Urban agriculture is becoming increasingly common. In developed countries, disenchantment with industrial food production and renewed interest in urban development are fueling a cultural revolution centered around local agriculture. In developing countries, rapid and extensive increases in urbanization have resulted in extensive agricultural activities within densely populated areas. But despite the increase in the extent of urban agriculture, there is surprisingly little research on techniques used by urban farmers and community gardeners. The goal of this class is to try to summarize existing information, identify key research gaps, and assess the scalability and sustainability of the urban agriculture movement. Part of the class will be learning from practitioners and envisioning together how urban agriculture science can be used to make cities more just, equitable, and sustainable. For the laboratory component, students will design and implement independent research projects related to local food production. Prerequisite: C- or better in at least two 300-level BIOL courses.

Schedule Details

Location Time Day(s)

Summer 2019 Courses

Summer 2019 Courses
Course - Section Title Days Time Location

Fall 2019 Courses

Fall 2019 Courses
Course - Section Title Days Time Location
BIOL 209 - 06 Biology of Sustainability M - W - F - - 1215 - 1320 OWS 250

Days of Week:

M - W - F - -

Time of Day:

1215 - 1320

Location:

OWS 250

Course Registration Number:

41586 (View in ClassFinder)

Credit Hours:

4 Credit Hours

Instructor:

Adam D. Kay

Influences of humans on the global environment have reached unprecedented levels, increasing the need for society to strive to live in a sustainable manner. Many issues facing the environment have a biological basis. Thus, an understanding of basic biology is necessary to understand and address many environmental issues. This course will cover the fundamental biology involved with five environmental issues at the global scale: climate change, excessive nutrient loading into ecosystems, agricultural production, chemical contaminants, and loss of biodiversity. Specific biological principles to be covered include energy and nutrient mass balance by organisms and ecosystems, homeostasis and organismal physiology, and population dynamics and conservation biology. Prerequisite: A minimum grade of C- in BIOL 208, or any 100-level GEOL, and CHEM 112 or CHEM 115

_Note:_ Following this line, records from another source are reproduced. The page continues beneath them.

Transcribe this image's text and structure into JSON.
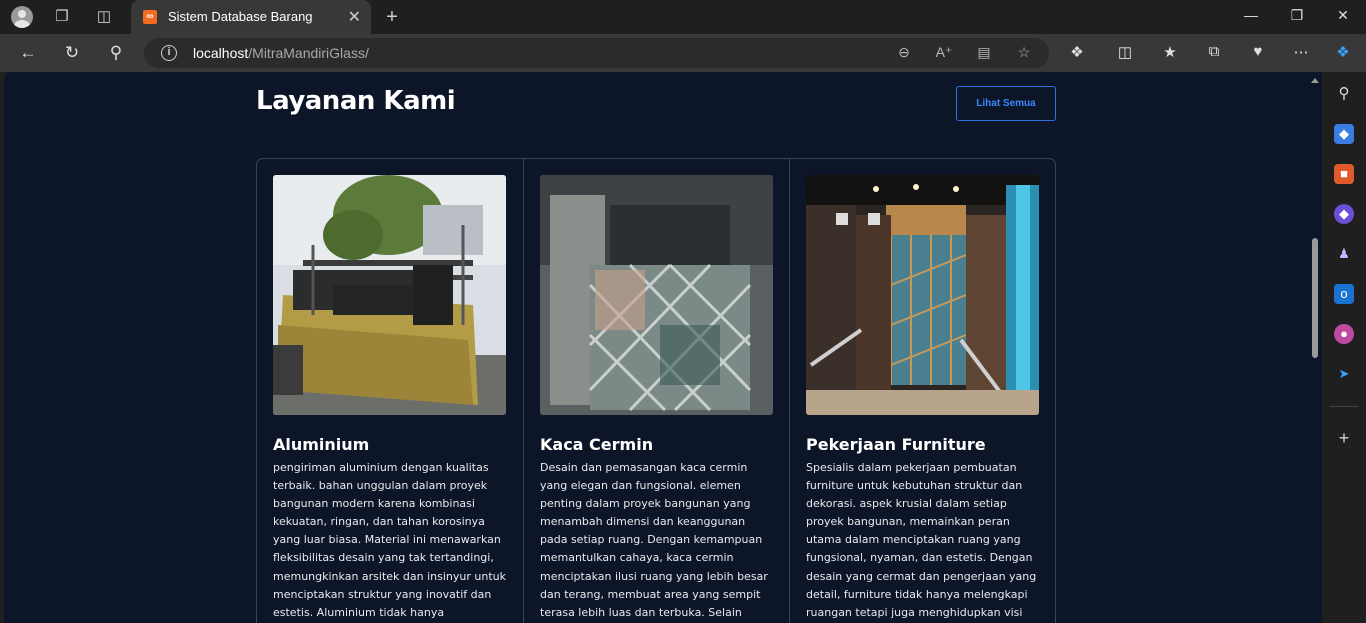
{
  "browser": {
    "tab_title": "Sistem Database Barang",
    "url_host": "localhost",
    "url_path": "/MitraMandiriGlass/"
  },
  "page": {
    "section_title": "Layanan Kami",
    "see_all_label": "Lihat Semua",
    "cards": [
      {
        "title": "Aluminium",
        "image": "aluminium-truck-photo",
        "description": "pengiriman aluminium dengan kualitas terbaik. bahan unggulan dalam proyek bangunan modern karena kombinasi kekuatan, ringan, dan tahan korosinya yang luar biasa. Material ini menawarkan fleksibilitas desain yang tak tertandingi, memungkinkan arsitek dan insinyur untuk menciptakan struktur yang inovatif dan estetis. Aluminium tidak hanya"
      },
      {
        "title": "Kaca Cermin",
        "image": "mirror-panels-photo",
        "description": "Desain dan pemasangan kaca cermin yang elegan dan fungsional. elemen penting dalam proyek bangunan yang menambah dimensi dan keanggunan pada setiap ruang. Dengan kemampuan memantulkan cahaya, kaca cermin menciptakan ilusi ruang yang lebih besar dan terang, membuat area yang sempit terasa lebih luas dan terbuka. Selain fungsinya yang praktis, kaca cermin juga"
      },
      {
        "title": "Pekerjaan Furniture",
        "image": "elevator-interior-photo",
        "description": "Spesialis dalam pekerjaan pembuatan furniture untuk kebutuhan struktur dan dekorasi. aspek krusial dalam setiap proyek bangunan, memainkan peran utama dalam menciptakan ruang yang fungsional, nyaman, dan estetis. Dengan desain yang cermat dan pengerjaan yang detail, furniture tidak hanya melengkapi ruangan tetapi juga menghidupkan visi arsitektur dan interior."
      }
    ]
  },
  "colors": {
    "page_background": "#0d1628",
    "accent": "#3d86ff",
    "card_border": "#3a4358"
  }
}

Schedule Details

Location Time Day(s)
BIOL 209 - L05 Biology of Sustainability M - W - - - - 1335 - 1510 OWS 250

Days of Week:

M - W - - - -

Time of Day:

1335 - 1510

Location:

OWS 250

Course Registration Number:

40987 (View in ClassFinder)

Credit Hours:

4 Credit Hours

Instructor:

Adam D. Kay

Influences of humans on the global environment have reached unprecedented levels, increasing the need for society to strive to live in a sustainable manner. Many issues facing the environment have a biological basis. Thus, an understanding of basic biology is necessary to understand and address many environmental issues. This course will cover the fundamental biology involved with five environmental issues at the global scale: climate change, excessive nutrient loading into ecosystems, agricultural production, chemical contaminants, and loss of biodiversity. Specific biological principles to be covered include energy and nutrient mass balance by organisms and ecosystems, homeostasis and organismal physiology, and population dynamics and conservation biology. Prerequisite: A minimum grade of C- in BIOL 208, or any 100-level GEOL, and CHEM 112 or CHEM 115

Schedule Details

Location Time Day(s)